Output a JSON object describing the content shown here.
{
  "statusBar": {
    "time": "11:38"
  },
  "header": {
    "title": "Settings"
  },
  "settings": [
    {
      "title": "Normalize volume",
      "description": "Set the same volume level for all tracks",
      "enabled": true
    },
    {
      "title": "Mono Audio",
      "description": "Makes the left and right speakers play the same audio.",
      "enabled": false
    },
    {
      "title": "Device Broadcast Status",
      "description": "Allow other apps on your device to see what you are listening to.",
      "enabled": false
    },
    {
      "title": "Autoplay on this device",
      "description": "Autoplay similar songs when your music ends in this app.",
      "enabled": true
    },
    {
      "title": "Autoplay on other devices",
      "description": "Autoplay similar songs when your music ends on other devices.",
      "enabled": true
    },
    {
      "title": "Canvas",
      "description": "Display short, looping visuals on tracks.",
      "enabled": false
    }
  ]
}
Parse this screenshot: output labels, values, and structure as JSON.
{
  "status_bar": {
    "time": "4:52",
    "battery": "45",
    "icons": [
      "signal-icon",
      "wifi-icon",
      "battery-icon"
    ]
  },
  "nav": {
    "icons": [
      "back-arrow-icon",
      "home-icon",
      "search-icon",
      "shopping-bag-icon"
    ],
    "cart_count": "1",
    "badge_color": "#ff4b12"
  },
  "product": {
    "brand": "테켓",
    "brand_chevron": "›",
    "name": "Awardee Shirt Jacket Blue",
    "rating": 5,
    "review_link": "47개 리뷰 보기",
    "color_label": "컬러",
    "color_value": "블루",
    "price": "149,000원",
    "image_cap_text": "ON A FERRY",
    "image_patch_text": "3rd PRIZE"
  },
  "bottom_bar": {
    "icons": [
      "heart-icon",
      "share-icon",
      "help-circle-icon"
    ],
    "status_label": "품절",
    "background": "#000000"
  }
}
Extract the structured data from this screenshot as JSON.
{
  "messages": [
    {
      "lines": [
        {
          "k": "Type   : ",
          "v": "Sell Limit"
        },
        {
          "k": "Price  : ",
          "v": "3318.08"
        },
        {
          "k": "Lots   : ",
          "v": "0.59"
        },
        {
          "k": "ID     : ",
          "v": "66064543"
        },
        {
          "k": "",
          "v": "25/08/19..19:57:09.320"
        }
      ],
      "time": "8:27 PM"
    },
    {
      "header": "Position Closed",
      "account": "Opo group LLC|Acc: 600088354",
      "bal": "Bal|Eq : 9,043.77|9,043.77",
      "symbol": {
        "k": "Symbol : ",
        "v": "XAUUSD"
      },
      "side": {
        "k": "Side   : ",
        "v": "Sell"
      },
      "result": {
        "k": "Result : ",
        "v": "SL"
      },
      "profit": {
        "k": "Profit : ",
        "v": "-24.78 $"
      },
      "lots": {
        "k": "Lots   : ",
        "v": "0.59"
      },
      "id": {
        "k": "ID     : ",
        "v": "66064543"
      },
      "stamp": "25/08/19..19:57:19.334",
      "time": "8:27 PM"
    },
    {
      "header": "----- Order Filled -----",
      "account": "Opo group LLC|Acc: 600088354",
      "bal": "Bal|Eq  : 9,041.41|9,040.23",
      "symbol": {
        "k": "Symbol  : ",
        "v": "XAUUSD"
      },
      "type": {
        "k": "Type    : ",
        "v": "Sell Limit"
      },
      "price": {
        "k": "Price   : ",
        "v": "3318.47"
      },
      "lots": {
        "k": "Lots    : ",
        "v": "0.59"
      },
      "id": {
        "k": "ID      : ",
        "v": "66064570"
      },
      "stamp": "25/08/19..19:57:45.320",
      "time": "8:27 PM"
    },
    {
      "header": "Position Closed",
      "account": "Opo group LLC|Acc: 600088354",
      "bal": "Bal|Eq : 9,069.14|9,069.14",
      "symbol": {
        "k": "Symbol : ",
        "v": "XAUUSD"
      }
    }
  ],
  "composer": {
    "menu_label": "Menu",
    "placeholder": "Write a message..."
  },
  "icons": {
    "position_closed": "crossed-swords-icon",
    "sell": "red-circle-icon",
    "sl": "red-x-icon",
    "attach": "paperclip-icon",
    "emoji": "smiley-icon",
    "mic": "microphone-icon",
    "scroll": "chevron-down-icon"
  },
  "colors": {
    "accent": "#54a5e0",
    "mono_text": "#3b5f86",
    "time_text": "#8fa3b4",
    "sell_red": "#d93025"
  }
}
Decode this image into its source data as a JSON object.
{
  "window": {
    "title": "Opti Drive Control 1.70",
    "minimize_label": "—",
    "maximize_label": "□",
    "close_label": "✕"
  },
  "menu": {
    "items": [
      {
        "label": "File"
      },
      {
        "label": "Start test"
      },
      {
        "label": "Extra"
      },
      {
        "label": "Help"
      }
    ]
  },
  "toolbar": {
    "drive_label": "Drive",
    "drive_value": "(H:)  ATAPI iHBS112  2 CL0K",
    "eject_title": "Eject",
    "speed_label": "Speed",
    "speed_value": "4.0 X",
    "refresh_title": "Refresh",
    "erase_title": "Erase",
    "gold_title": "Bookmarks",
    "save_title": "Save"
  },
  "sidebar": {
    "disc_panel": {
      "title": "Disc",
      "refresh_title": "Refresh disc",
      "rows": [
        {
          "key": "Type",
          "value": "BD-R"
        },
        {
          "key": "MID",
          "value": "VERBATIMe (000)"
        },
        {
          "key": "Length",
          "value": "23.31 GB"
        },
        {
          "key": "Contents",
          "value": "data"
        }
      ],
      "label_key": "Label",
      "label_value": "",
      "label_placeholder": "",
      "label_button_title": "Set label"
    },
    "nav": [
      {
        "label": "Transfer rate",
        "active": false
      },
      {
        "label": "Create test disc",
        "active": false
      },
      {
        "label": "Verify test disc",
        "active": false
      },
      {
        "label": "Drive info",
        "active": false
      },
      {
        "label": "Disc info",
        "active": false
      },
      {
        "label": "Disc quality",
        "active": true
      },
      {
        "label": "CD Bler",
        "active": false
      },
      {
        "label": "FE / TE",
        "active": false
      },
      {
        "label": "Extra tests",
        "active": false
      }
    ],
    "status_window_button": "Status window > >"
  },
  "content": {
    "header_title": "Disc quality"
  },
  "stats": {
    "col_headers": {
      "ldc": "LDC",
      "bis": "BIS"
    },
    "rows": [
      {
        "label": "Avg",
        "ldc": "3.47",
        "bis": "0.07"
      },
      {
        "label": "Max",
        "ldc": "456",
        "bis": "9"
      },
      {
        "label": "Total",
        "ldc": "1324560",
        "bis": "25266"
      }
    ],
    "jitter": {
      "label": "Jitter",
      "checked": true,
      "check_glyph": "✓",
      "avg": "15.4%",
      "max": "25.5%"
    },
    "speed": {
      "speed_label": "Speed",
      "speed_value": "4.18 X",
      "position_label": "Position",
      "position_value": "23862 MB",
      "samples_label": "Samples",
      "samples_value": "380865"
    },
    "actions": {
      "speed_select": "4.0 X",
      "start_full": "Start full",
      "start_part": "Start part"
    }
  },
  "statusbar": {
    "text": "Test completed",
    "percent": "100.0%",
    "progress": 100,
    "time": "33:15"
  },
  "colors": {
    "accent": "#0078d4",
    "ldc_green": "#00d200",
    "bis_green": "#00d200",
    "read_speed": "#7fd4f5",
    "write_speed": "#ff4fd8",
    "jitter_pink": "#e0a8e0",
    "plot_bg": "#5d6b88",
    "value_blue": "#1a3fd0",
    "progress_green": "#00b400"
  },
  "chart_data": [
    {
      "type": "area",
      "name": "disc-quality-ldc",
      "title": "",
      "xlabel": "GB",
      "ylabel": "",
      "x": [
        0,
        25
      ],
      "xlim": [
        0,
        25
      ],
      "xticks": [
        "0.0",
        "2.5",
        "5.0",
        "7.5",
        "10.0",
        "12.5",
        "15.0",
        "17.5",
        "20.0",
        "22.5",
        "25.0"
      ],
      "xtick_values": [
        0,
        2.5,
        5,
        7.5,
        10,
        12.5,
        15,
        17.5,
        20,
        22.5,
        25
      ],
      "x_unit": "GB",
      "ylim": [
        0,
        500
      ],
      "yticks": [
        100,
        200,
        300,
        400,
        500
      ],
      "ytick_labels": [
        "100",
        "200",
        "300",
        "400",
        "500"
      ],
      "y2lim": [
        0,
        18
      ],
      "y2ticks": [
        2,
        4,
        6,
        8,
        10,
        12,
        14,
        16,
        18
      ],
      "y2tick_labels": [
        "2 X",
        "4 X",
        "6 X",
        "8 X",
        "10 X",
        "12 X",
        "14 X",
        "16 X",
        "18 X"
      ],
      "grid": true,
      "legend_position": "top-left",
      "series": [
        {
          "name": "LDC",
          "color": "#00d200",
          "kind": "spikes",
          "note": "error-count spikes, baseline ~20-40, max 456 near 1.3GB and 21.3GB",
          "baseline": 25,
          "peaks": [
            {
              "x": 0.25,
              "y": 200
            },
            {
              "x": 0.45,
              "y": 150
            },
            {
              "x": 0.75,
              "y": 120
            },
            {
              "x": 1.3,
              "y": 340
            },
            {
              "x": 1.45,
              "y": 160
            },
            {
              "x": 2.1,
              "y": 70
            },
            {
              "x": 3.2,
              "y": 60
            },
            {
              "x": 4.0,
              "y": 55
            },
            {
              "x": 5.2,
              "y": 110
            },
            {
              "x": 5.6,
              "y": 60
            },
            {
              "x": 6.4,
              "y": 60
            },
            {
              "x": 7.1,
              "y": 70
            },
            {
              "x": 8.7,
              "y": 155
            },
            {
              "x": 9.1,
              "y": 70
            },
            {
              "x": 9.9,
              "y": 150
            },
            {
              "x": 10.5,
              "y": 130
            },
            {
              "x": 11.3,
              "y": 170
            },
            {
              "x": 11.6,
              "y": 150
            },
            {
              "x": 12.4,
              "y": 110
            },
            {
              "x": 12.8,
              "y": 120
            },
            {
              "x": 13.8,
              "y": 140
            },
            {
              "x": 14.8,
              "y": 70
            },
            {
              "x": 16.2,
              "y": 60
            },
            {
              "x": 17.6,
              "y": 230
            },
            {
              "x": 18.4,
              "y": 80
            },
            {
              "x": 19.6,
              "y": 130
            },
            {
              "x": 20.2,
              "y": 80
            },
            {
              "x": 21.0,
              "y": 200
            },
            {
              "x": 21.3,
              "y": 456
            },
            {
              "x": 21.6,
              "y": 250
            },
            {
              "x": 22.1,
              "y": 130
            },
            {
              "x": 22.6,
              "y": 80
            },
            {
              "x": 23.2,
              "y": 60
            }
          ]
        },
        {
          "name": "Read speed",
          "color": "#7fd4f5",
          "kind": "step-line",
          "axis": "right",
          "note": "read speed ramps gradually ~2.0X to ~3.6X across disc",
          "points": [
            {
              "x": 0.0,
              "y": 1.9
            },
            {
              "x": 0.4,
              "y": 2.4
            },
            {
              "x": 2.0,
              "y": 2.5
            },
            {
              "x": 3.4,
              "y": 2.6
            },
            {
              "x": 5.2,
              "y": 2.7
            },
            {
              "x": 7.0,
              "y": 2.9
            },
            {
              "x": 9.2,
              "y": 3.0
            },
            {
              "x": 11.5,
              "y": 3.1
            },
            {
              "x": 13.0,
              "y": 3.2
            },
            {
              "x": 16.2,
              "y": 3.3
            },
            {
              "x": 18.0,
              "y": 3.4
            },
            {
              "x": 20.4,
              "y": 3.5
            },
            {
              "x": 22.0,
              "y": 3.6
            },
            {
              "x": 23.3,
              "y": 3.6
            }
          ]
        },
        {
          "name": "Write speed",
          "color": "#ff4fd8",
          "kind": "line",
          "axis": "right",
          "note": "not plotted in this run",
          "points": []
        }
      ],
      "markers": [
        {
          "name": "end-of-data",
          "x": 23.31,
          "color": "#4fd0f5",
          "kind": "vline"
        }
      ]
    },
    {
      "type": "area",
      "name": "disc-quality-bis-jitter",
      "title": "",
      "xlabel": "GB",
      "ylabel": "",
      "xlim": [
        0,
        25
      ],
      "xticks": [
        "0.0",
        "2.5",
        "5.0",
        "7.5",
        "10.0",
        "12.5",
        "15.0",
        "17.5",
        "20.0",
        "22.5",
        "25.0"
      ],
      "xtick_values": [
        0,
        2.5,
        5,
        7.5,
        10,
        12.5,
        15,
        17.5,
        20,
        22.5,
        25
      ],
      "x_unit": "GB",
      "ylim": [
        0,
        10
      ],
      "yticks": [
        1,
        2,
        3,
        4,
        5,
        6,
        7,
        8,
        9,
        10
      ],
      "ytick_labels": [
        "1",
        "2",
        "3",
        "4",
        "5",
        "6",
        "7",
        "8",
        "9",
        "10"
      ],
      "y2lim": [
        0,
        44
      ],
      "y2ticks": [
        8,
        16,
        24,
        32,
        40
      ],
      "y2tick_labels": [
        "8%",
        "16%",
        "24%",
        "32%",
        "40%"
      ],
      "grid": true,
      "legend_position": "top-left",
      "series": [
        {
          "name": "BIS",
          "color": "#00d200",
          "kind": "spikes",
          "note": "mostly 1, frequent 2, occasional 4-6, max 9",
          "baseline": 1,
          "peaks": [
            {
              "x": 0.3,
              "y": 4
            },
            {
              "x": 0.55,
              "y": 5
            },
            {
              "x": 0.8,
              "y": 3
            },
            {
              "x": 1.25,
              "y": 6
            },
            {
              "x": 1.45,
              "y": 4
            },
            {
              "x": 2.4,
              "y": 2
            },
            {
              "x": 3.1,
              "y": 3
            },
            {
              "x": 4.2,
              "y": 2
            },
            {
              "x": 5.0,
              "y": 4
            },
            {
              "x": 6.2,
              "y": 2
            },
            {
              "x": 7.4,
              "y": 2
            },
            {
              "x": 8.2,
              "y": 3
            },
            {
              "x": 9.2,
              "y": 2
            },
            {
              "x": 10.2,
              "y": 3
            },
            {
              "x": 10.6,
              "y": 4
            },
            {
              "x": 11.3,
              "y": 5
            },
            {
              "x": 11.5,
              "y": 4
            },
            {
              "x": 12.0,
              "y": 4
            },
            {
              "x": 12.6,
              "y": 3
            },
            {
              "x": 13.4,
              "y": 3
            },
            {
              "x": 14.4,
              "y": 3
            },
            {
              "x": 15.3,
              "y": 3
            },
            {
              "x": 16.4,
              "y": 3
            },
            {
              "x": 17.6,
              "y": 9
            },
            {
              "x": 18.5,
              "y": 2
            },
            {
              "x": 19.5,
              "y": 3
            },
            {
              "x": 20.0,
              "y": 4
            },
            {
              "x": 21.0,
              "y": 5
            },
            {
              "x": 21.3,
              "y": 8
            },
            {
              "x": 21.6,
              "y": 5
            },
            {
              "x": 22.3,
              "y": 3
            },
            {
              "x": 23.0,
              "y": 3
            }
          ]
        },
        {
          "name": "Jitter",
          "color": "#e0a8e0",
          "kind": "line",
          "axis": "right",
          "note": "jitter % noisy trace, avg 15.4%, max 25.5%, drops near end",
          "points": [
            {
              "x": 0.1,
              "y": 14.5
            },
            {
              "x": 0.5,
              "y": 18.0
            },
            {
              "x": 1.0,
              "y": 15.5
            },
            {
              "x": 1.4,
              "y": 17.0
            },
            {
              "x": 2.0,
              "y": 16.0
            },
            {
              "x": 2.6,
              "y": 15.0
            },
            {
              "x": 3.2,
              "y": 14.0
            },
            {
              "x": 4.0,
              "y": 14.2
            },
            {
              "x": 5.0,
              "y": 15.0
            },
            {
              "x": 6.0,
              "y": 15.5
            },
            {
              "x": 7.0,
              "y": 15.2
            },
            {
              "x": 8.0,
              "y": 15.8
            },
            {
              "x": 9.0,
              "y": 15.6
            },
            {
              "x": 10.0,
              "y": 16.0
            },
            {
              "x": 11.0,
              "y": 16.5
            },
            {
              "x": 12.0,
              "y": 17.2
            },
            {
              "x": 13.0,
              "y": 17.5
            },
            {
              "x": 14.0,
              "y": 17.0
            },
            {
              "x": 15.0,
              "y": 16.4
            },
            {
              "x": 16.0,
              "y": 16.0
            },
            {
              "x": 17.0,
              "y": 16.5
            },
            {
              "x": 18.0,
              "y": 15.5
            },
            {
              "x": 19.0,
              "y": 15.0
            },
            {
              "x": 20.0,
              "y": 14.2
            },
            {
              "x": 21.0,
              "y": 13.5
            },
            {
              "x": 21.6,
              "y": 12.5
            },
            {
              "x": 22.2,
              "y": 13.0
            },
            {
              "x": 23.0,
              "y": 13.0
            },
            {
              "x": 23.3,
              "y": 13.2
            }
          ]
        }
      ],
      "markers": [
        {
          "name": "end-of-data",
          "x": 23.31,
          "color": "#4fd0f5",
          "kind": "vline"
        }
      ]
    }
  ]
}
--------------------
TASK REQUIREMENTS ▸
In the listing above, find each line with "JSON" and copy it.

RESPONSE AREA ▸
Output a JSON object describing the content shown here.
Parse this screenshot: output labels, values, and structure as JSON.
Extract the structured data from this screenshot as JSON.
Decode this image into its source data as a JSON object.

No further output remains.